“The Senate will take up no issues ” none,” Perata said.
The Senate has voted against the spending plan twice because it cannot reach the two-thirds majority needed to pass it. At least two Republican votes are needed in the 40-member chamber, and so far only one of the 15 GOP members has voted for it.
Senate Minority Leader Dick Ackerman, R-Tustin, criticized the Democratic leaders for refusing to continue negotiations on the budget and what he considers related policy issues.
“That’s not really a responsible position,” he said. “It’s not going to happen unless people talk.”
Among the other issues Republicans want addressed is how state environmental laws are applied to local governments. In short, the attorney general has threatened to punish cities and counties if they approve housing, road and other projects without considering their negative effects on global warming.

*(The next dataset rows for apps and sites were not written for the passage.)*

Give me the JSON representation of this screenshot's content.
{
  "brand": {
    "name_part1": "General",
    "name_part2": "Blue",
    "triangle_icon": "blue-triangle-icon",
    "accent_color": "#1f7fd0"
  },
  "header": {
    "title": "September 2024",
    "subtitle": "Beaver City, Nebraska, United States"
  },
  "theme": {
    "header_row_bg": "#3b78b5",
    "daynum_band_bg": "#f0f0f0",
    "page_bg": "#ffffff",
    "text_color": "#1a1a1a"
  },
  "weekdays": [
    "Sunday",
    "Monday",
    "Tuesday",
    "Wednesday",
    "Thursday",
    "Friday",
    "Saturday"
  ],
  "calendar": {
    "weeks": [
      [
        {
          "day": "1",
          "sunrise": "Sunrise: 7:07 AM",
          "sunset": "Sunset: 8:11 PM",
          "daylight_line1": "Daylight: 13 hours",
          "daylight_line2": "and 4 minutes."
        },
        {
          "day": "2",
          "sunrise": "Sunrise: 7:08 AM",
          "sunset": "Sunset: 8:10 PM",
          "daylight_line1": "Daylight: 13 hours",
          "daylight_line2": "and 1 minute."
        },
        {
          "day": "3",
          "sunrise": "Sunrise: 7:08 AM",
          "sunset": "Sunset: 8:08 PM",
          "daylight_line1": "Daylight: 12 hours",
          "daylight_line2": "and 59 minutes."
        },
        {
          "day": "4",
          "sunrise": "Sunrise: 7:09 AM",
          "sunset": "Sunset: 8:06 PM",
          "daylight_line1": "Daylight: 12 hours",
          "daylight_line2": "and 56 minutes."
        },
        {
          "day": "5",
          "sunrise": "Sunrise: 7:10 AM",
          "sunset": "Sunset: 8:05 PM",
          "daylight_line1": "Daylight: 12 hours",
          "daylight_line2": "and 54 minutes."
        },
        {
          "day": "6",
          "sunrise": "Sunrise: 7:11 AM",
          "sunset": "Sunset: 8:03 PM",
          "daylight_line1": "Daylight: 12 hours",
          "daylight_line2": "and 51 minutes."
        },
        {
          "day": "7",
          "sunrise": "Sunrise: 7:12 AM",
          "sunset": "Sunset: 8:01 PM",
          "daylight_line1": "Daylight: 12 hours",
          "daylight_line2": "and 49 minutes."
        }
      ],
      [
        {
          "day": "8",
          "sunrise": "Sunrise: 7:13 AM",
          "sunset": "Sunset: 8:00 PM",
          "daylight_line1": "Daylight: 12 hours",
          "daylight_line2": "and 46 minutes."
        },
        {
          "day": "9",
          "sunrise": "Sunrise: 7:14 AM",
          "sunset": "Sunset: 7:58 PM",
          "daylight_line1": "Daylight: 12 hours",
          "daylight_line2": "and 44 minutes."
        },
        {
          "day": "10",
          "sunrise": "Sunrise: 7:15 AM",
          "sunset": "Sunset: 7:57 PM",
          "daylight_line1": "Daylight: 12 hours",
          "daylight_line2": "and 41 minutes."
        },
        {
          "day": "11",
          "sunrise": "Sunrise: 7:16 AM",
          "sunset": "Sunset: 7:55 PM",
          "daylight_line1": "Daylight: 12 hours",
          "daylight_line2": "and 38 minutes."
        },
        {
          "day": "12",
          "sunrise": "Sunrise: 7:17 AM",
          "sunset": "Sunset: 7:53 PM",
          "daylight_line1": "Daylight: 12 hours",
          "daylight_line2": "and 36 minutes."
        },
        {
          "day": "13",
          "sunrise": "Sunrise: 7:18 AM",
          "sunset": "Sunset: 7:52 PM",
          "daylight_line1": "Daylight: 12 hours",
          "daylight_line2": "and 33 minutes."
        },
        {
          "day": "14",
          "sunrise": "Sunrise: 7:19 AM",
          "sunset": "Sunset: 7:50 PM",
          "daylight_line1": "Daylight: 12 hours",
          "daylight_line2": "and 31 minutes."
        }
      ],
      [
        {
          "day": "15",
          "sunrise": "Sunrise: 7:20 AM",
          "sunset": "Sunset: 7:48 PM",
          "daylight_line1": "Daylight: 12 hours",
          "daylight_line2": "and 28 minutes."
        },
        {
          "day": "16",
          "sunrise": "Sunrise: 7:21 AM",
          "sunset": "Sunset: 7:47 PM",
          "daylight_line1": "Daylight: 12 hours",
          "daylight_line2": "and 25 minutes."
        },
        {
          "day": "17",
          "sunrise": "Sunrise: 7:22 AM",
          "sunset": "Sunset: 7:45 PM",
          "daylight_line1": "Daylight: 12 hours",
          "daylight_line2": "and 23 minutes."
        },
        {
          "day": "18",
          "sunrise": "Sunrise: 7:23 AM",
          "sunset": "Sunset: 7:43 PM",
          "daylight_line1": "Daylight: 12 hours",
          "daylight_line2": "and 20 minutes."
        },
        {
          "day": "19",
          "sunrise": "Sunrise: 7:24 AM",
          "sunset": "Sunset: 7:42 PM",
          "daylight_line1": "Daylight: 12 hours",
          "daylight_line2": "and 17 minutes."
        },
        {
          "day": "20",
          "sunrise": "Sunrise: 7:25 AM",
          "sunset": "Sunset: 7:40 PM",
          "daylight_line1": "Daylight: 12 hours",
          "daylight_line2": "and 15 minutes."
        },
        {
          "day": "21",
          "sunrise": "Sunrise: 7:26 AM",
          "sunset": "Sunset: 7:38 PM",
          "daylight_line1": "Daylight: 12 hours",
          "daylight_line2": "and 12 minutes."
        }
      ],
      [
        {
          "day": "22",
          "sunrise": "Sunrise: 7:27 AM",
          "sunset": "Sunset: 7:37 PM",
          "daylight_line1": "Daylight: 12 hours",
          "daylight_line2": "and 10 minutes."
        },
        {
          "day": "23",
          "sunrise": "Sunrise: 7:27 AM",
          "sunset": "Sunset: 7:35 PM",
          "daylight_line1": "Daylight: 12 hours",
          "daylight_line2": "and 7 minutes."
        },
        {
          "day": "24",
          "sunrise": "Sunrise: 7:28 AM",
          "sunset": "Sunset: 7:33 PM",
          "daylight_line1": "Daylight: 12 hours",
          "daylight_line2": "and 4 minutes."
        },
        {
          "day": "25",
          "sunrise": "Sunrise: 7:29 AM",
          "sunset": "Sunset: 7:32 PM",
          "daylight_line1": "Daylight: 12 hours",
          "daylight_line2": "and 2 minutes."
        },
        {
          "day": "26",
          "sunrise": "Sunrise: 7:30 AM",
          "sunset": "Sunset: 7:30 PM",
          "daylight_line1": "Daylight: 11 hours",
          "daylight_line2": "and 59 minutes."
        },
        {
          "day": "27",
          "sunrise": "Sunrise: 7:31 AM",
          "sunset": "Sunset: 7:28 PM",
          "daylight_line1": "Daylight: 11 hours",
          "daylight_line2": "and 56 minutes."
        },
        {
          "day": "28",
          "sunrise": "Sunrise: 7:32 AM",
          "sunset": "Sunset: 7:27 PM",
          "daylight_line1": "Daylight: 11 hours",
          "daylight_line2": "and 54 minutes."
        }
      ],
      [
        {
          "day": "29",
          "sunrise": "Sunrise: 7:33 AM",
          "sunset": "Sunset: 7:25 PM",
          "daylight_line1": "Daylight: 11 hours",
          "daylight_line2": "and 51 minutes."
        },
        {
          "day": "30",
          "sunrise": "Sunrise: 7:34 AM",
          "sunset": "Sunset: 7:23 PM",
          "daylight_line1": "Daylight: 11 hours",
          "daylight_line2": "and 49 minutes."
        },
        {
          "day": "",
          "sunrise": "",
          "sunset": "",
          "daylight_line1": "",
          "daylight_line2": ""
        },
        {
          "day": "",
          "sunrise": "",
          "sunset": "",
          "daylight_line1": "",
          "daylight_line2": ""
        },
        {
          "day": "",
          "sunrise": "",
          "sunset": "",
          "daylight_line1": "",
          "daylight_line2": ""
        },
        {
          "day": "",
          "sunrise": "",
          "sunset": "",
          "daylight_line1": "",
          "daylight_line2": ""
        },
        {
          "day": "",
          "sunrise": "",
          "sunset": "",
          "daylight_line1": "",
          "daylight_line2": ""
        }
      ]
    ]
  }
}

Republicans want cities and counties freed from such constraints, and the governor and Democrats have said they are willing to talk about the issue once a budget is signed. Skeptical Republicans are refusing to budge, believing they will gain the environmental concession only by blocking the budget.
Ackerman said Perata is wise to halt other legislation until a budget is completed.
The two sides have not had substantive talks since the last failed budget vote in the Senate on Aug. 2.
Hardening the lines between Democrats and Republicans is the pressure they are receiving from their core supporters.
Conservatives, who have been writing regular blogs about the budget negotiations and view the Legislature’s spending habits suspiciously, are urging Senate Republicans against giving in.
Nunez, meanwhile, said some Democrats are upset that Senate Republicans won a promise from Schwarzenegger to cut even more from the budget. The governor has assured Republicans that he would use his line-item veto power to try to eliminate the $700 million deficit.
Nunez warned the Senate to get a deal in the next two weeks and have the budget finished by the end of the summer recess in late August. He said there would be consequences if the impasse continues and budget negotiations have to be reopened.
Democrats have the upper hand because they have majorities in the Assembly and Senate.
Nunez said he would demand that lawmakers restore $150 million for programs designed to help the poor, blind and disabled. He also would require $800 million be restored to a transportation fund that sustained $1.3 billion in cuts to balance the budget. Most of that money comes from public transit programs that Democrats typically are reluctant to cut.
“That will just make the deficit that much deeper,” Nunez said.
He said he is no longer interested in promoting a last-minute bill he negotiated with Assembly Republicans to give tax credits to movie studios, high tech firms and other companies. Perata’s office estimated the tax credits would cost the state between $600 million and $1 billion a year.
Nunez outlined his objections in a sharply worded letter sent to Ackerman on Wednesday.
“You and your members have personally maligned me and the members of this house during the past two weeks,” Nunez said in the letter, referring to criticism that the Assembly took its summer vacation after passing its version of the budget, which it did with Republican support.
He accused Senate Republicans of “changing demands, no interest in compromise and lack of an exit strategy.”